### WHAT IS EXPECTED
Check each line of the data for "fill" and select those that have it.

### SUPPLIED MATERIAL
- - - -
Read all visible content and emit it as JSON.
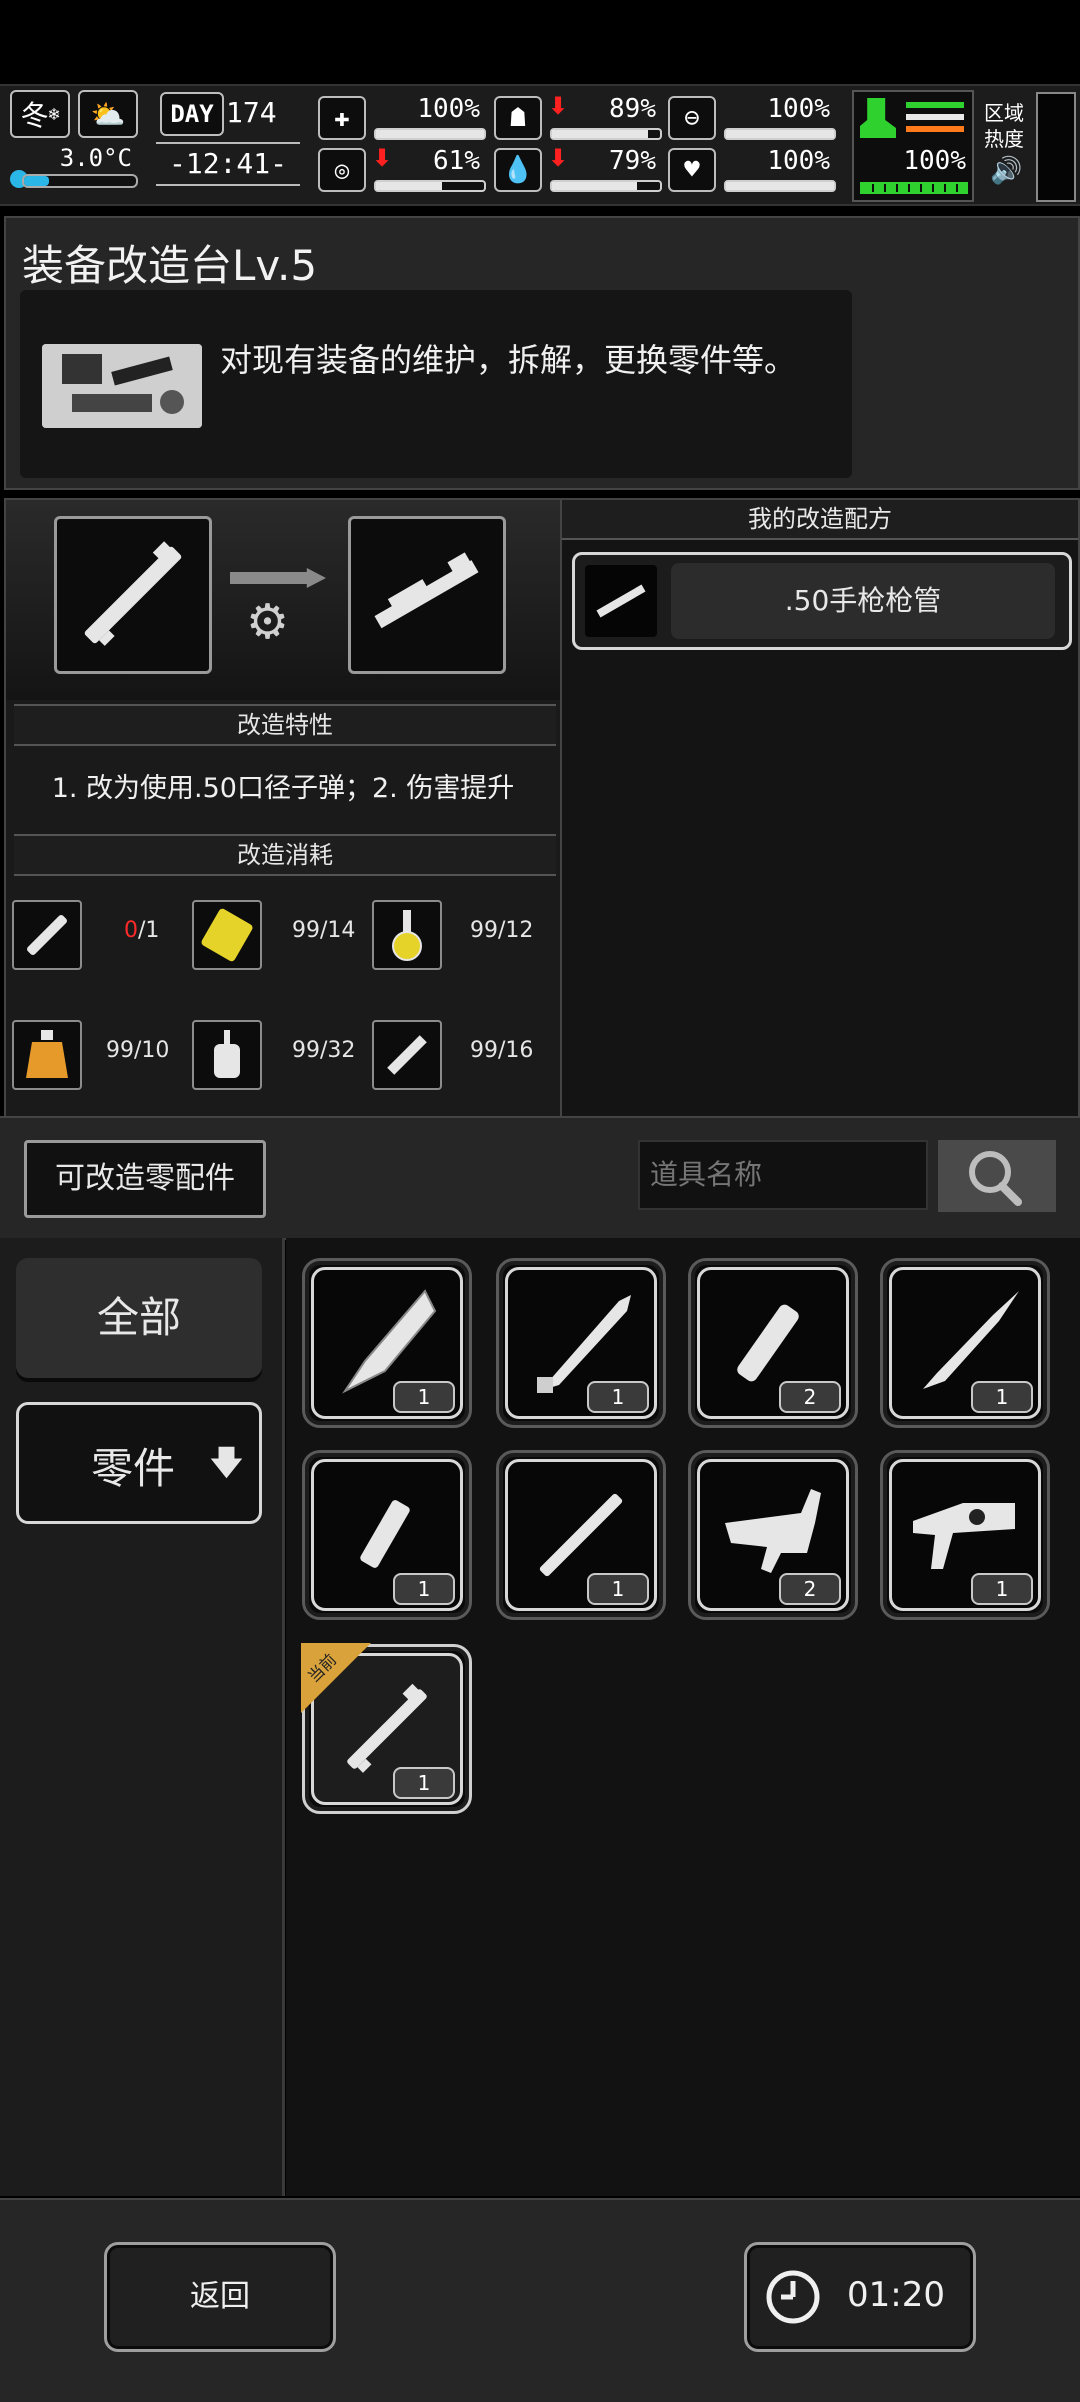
{
  "hud": {
    "season": "冬",
    "temperature": "3.0°C",
    "day_label": "DAY",
    "day_value": "174",
    "clock": "-12:41-",
    "stats": [
      {
        "icon": "medkit-icon",
        "value": "100%",
        "fill": 1.0,
        "down": false
      },
      {
        "icon": "stomach-icon",
        "value": "89%",
        "fill": 0.89,
        "down": true
      },
      {
        "icon": "pill-icon",
        "value": "100%",
        "fill": 1.0,
        "down": false
      },
      {
        "icon": "brain-icon",
        "value": "61%",
        "fill": 0.61,
        "down": true
      },
      {
        "icon": "water-drop-icon",
        "value": "79%",
        "fill": 0.79,
        "down": true
      },
      {
        "icon": "heart-icon",
        "value": "100%",
        "fill": 1.0,
        "down": false
      }
    ],
    "stamina": {
      "value": "100%",
      "fill": 1.0,
      "color": "#2fd12f"
    },
    "zone_heat_label": "区域\n热度"
  },
  "header": {
    "title": "装备改造台Lv.5",
    "description": "对现有装备的维护，拆解，更换零件等。"
  },
  "mod": {
    "traits_title": "改造特性",
    "traits_text": "1. 改为使用.50口径子弹；2. 伤害提升",
    "cost_title": "改造消耗",
    "materials": [
      {
        "icon": "barrel-part-icon",
        "have": "0",
        "need": "/1",
        "insufficient": true
      },
      {
        "icon": "yellow-card-icon",
        "have": "99/14",
        "need": "",
        "insufficient": false
      },
      {
        "icon": "flask-icon",
        "have": "99/12",
        "need": "",
        "insufficient": false
      },
      {
        "icon": "lantern-icon",
        "have": "99/10",
        "need": "",
        "insufficient": false
      },
      {
        "icon": "oil-bottle-icon",
        "have": "99/32",
        "need": "",
        "insufficient": false
      },
      {
        "icon": "syringe-icon",
        "have": "99/16",
        "need": "",
        "insufficient": false
      }
    ]
  },
  "recipes": {
    "title": "我的改造配方",
    "items": [
      {
        "label": ".50手枪枪管"
      }
    ]
  },
  "parts": {
    "title": "可改造零配件",
    "search_placeholder": "道具名称",
    "categories": [
      {
        "label": "全部"
      },
      {
        "label": "零件"
      }
    ],
    "items": [
      {
        "icon": "curved-blade-icon",
        "count": "1"
      },
      {
        "icon": "serrated-blade-icon",
        "count": "1"
      },
      {
        "icon": "cylinder-part-icon",
        "count": "2"
      },
      {
        "icon": "spear-tip-icon",
        "count": "1"
      },
      {
        "icon": "short-barrel-icon",
        "count": "1"
      },
      {
        "icon": "long-barrel-icon",
        "count": "1"
      },
      {
        "icon": "trigger-assembly-icon",
        "count": "2"
      },
      {
        "icon": "slide-assembly-icon",
        "count": "1"
      },
      {
        "icon": "pistol-barrel-icon",
        "count": "1",
        "badge": "当前"
      }
    ]
  },
  "footer": {
    "back_label": "返回",
    "timer": "01:20"
  }
}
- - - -
### WRITTEN ANSWER
        "fill": 1.0,
        "fill": 0.89,
        "fill": 1.0,
        "fill": 0.61,
        "fill": 0.79,
        "fill": 1.0,
      "fill": 1.0,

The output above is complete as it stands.